DATA FOR THIS EXERCISE »
================================
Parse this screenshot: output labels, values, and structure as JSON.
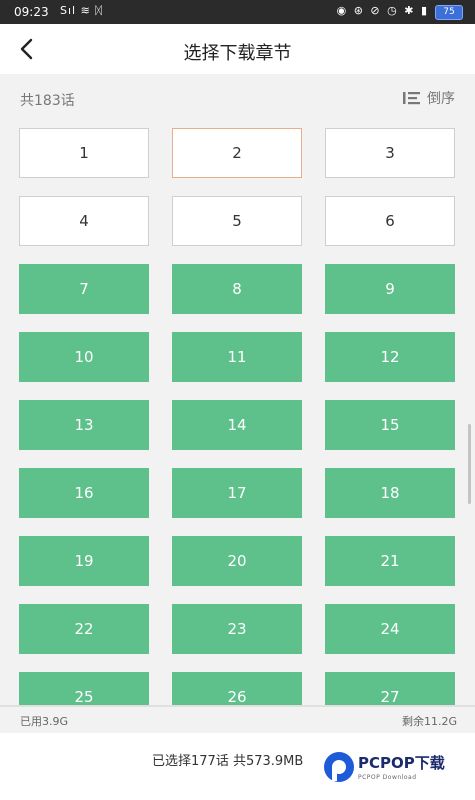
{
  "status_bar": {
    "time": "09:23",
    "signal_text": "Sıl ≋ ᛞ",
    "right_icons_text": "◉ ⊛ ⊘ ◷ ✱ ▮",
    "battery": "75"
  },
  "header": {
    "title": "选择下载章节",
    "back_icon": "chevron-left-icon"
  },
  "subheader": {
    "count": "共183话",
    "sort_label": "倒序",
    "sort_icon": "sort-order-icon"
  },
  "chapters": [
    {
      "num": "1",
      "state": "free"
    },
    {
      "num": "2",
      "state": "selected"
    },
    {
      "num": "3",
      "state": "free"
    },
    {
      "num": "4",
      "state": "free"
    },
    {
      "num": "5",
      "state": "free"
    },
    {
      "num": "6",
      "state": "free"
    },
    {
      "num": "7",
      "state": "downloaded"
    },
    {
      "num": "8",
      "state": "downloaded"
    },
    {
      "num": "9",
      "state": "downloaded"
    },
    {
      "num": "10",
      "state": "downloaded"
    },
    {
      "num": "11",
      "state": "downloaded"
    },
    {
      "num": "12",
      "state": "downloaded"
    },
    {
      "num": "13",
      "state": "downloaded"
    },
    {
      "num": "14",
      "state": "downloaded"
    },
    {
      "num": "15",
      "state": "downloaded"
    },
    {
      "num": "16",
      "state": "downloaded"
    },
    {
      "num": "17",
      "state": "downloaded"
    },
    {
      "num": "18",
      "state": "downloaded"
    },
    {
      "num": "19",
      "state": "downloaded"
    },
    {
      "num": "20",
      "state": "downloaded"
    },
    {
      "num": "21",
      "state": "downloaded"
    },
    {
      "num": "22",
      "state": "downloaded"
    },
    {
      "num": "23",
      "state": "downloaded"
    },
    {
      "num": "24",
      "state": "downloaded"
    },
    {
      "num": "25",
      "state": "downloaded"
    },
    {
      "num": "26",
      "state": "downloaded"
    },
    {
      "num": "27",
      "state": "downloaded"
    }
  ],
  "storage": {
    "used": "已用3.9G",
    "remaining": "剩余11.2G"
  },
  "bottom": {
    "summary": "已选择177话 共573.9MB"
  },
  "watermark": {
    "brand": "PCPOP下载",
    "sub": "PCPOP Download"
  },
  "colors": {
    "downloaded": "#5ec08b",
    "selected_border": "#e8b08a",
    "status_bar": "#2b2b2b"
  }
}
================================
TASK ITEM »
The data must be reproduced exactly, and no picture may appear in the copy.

ANSWER TO THE PROBLEM »
Parse this screenshot: output labels, values, and structure as JSON.
{
  "status_bar": {
    "time": "09:23",
    "signal_text": "Sıl ≋ ᛞ",
    "right_icons_text": "◉ ⊛ ⊘ ◷ ✱ ▮",
    "battery": "75"
  },
  "header": {
    "title": "选择下载章节",
    "back_icon": "chevron-left-icon"
  },
  "subheader": {
    "count": "共183话",
    "sort_label": "倒序",
    "sort_icon": "sort-order-icon"
  },
  "chapters": [
    {
      "num": "1",
      "state": "free"
    },
    {
      "num": "2",
      "state": "selected"
    },
    {
      "num": "3",
      "state": "free"
    },
    {
      "num": "4",
      "state": "free"
    },
    {
      "num": "5",
      "state": "free"
    },
    {
      "num": "6",
      "state": "free"
    },
    {
      "num": "7",
      "state": "downloaded"
    },
    {
      "num": "8",
      "state": "downloaded"
    },
    {
      "num": "9",
      "state": "downloaded"
    },
    {
      "num": "10",
      "state": "downloaded"
    },
    {
      "num": "11",
      "state": "downloaded"
    },
    {
      "num": "12",
      "state": "downloaded"
    },
    {
      "num": "13",
      "state": "downloaded"
    },
    {
      "num": "14",
      "state": "downloaded"
    },
    {
      "num": "15",
      "state": "downloaded"
    },
    {
      "num": "16",
      "state": "downloaded"
    },
    {
      "num": "17",
      "state": "downloaded"
    },
    {
      "num": "18",
      "state": "downloaded"
    },
    {
      "num": "19",
      "state": "downloaded"
    },
    {
      "num": "20",
      "state": "downloaded"
    },
    {
      "num": "21",
      "state": "downloaded"
    },
    {
      "num": "22",
      "state": "downloaded"
    },
    {
      "num": "23",
      "state": "downloaded"
    },
    {
      "num": "24",
      "state": "downloaded"
    },
    {
      "num": "25",
      "state": "downloaded"
    },
    {
      "num": "26",
      "state": "downloaded"
    },
    {
      "num": "27",
      "state": "downloaded"
    }
  ],
  "storage": {
    "used": "已用3.9G",
    "remaining": "剩余11.2G"
  },
  "bottom": {
    "summary": "已选择177话 共573.9MB"
  },
  "watermark": {
    "brand": "PCPOP下载",
    "sub": "PCPOP Download"
  },
  "colors": {
    "downloaded": "#5ec08b",
    "selected_border": "#e8b08a",
    "status_bar": "#2b2b2b"
  }
}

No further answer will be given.